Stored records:

+-------+

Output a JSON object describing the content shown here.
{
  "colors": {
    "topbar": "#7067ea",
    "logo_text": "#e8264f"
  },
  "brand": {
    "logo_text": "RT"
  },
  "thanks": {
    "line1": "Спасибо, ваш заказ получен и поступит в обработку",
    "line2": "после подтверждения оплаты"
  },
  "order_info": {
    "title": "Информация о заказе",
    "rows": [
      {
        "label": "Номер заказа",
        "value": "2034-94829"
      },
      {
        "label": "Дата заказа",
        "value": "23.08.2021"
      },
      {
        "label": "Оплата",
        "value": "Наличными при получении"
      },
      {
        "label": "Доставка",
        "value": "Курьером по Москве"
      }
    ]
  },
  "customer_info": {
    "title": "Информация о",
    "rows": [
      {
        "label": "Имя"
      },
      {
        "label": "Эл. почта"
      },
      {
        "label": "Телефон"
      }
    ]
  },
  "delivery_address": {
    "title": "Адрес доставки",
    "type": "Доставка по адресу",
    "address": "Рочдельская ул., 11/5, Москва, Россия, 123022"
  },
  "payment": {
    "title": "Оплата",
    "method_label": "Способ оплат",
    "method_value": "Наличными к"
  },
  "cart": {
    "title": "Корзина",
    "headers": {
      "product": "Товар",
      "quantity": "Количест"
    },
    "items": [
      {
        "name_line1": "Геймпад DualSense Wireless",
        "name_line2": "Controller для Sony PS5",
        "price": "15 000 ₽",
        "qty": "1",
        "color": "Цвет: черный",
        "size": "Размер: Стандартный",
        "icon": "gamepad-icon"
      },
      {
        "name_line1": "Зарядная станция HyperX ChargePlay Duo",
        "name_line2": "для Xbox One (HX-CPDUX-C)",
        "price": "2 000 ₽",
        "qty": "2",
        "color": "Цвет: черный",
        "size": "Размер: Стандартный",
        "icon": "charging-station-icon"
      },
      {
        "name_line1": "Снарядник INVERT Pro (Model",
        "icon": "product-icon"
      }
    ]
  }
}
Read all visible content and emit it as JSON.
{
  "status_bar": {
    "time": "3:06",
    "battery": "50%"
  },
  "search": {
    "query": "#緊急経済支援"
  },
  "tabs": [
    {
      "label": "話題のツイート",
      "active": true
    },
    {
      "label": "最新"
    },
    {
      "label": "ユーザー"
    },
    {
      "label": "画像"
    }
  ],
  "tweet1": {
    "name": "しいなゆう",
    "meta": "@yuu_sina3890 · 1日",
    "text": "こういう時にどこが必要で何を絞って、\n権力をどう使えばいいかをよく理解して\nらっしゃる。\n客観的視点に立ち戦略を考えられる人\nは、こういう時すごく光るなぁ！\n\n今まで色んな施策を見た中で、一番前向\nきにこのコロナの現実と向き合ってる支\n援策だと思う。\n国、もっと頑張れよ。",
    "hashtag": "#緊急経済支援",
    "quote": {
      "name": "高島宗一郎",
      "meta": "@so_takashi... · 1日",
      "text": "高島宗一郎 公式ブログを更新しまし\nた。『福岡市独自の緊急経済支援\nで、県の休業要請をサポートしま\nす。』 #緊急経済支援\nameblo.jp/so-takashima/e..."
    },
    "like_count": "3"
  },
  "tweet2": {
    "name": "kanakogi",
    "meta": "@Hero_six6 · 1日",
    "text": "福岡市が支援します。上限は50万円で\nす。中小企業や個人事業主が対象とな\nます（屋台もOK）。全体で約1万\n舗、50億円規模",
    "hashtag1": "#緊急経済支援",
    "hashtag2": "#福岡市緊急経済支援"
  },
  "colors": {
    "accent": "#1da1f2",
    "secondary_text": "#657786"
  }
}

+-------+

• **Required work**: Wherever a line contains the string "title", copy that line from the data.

• **Problem solution**:
    "title": "Информация о заказе",
    "title": "Информация о",
    "title": "Адрес доставки",
    "title": "Оплата",
    "title": "Корзина",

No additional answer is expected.